Fourth tropical depression forms in Atlantic
MIAMI (Reuters) - The fourth tropical depression of the
2006 Atlantic hurricane season formed on Monday in the far
eastern Atlantic and was expected to become Tropical Storm
Debby as it approached the southernmost Cape Verde islands.
By 5 p.m. (2100 GMT), the depression was about 250 miles
west-northwest at 12 miles per hour, the Miami-based U.S.
National Hurricane Center said.
It was too early to predict whether the weather system
would eventually reach the Gulf of Mexico or the U.S. East
coast, both battered last year by a record hurricane season
that produced 28 storms, including Hurricane Katrina.
Oil traders, wary of storms since hurricanes ripped through
oil and gas platforms in the Gulf in 2004 and 2005, said they
were keeping an eye on the depression.
The hurricane center said the government of the Cape Verde
islands had issued a tropical storm warning as the depression's
maximum sustained winds reached 35 mph (55 kph).
Once it reaches 39 mph (63 kph), the system will be
categorized as a tropical storm and be given a name, Debby.
That was expected to occur within the next 24 hours, the
hurricane center said.
The 2006 Atlantic hurricane season has been quiet to date.
So far, only three tropical storms have formed -- Alberto,
Beryl and Chris. Strong wind shear -- the difference in wind
speed and direction at different levels of the atmosphere --
has disrupted some of the tropical weather systems that
eventually become cyclones.
In comparison, nine storms developed by August 7 last year.
Last year Hurricane Katrina devastated New Orleans after
coming ashore in Louisiana on August 29, killing around 1,300
people and Hurricane Wilma, later in the season, at one point
became the strongest Atlantic storm on record.
Hurricane experts say it is not unusual for the first two

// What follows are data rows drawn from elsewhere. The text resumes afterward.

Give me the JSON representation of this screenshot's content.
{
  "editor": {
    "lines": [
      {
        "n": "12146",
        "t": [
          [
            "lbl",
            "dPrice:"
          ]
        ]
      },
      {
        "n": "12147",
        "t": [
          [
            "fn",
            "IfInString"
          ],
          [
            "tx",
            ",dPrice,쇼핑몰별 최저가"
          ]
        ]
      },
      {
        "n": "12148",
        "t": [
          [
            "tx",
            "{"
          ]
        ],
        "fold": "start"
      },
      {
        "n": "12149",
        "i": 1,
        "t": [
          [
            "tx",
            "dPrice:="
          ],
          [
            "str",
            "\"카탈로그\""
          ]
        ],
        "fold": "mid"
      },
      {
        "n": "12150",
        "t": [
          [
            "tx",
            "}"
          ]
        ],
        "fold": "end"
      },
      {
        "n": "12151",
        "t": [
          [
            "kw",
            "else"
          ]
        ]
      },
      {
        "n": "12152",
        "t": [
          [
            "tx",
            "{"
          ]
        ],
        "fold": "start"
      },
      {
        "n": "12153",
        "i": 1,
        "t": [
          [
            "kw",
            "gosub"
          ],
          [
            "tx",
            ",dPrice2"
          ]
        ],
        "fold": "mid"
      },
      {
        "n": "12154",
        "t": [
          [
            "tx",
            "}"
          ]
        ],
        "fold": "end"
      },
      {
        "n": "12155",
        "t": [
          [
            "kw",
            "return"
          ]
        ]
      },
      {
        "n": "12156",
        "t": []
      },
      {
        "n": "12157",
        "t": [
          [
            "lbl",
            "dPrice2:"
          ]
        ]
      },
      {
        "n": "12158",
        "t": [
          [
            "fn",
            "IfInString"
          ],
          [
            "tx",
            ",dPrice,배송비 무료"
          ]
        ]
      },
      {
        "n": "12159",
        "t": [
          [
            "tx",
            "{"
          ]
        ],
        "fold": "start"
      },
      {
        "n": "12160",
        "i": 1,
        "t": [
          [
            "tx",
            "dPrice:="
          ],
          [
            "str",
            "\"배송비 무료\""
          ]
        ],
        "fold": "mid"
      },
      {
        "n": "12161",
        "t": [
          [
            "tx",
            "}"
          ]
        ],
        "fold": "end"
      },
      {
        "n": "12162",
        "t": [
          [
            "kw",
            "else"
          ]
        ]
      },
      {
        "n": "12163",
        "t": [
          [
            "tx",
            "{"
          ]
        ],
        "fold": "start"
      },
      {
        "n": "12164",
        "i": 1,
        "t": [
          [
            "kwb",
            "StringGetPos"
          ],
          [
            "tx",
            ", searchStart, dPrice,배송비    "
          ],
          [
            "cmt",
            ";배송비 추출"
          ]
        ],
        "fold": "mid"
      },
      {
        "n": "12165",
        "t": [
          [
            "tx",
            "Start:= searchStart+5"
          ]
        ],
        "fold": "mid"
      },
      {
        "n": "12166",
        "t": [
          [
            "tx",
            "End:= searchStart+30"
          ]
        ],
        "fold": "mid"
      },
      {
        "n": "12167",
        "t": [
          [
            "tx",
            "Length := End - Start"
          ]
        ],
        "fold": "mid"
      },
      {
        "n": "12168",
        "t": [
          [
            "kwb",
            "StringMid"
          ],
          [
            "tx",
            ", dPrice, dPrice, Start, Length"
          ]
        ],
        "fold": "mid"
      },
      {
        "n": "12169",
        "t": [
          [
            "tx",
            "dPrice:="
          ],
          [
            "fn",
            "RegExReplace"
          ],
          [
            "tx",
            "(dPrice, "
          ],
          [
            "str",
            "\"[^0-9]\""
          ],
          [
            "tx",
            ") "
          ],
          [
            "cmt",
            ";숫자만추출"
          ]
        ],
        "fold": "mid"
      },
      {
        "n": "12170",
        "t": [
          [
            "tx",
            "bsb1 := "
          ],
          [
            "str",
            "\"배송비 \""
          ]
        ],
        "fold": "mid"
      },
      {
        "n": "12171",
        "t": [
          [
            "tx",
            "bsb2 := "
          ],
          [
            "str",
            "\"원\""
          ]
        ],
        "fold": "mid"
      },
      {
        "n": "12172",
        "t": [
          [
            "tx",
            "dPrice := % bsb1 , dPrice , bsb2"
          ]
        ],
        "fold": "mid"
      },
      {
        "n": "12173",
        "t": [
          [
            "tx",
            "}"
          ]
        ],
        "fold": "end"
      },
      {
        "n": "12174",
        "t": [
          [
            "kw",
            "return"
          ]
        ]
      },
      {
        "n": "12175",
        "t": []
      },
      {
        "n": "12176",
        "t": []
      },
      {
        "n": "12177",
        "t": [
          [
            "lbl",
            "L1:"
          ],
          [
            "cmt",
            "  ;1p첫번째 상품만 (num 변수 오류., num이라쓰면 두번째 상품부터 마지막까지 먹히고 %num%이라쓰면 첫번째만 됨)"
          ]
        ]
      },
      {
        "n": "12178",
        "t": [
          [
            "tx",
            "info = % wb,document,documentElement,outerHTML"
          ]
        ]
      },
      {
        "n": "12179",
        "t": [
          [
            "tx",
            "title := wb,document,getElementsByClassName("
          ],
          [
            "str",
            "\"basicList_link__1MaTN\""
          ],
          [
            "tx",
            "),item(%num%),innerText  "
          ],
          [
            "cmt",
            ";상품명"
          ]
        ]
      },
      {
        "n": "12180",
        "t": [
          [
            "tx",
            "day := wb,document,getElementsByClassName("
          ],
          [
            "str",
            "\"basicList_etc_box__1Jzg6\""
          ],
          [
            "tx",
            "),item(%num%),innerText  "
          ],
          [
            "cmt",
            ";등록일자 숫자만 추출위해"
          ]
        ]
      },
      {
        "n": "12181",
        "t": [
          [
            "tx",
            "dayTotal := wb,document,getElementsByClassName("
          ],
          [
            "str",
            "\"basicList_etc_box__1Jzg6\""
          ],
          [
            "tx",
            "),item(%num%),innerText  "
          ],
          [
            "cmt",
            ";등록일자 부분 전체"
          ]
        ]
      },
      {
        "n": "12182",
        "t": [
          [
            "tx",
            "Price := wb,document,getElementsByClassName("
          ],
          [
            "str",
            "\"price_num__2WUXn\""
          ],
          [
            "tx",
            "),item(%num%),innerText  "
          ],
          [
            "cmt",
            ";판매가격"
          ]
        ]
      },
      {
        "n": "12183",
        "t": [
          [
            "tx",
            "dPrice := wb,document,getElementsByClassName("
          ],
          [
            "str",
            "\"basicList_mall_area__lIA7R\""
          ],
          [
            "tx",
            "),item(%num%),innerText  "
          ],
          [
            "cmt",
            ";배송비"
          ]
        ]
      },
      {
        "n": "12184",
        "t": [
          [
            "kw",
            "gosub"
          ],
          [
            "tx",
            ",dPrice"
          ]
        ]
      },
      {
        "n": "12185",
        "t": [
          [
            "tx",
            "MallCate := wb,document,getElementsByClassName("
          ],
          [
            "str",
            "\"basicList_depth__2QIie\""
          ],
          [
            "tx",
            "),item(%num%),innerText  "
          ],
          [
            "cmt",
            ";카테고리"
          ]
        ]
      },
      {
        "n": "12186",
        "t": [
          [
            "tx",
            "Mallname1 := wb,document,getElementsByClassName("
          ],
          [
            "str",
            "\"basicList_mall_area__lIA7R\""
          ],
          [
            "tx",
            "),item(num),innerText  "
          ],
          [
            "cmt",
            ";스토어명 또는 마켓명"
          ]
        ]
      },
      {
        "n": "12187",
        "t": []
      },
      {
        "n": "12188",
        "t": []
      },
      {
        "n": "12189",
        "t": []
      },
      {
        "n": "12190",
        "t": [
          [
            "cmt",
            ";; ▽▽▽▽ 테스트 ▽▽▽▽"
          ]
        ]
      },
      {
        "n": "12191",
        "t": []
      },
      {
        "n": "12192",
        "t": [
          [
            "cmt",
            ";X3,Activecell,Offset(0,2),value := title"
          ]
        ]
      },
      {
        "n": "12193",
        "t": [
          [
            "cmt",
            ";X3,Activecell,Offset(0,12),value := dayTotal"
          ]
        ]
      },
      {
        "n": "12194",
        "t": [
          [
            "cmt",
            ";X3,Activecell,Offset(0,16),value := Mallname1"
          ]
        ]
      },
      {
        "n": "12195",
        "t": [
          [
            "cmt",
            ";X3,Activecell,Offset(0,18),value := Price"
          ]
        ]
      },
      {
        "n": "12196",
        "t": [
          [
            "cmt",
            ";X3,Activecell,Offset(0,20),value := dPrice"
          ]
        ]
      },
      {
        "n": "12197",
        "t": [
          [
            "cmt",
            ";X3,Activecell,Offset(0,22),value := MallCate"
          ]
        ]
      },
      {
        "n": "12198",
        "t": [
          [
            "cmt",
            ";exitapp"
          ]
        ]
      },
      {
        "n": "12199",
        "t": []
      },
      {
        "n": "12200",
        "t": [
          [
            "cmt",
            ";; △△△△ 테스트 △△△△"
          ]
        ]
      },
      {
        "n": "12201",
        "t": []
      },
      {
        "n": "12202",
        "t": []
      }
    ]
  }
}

or three months of the June 1 to November 30 storm season to
see little activity. The worst part of the season is usually
between mid-August and late October.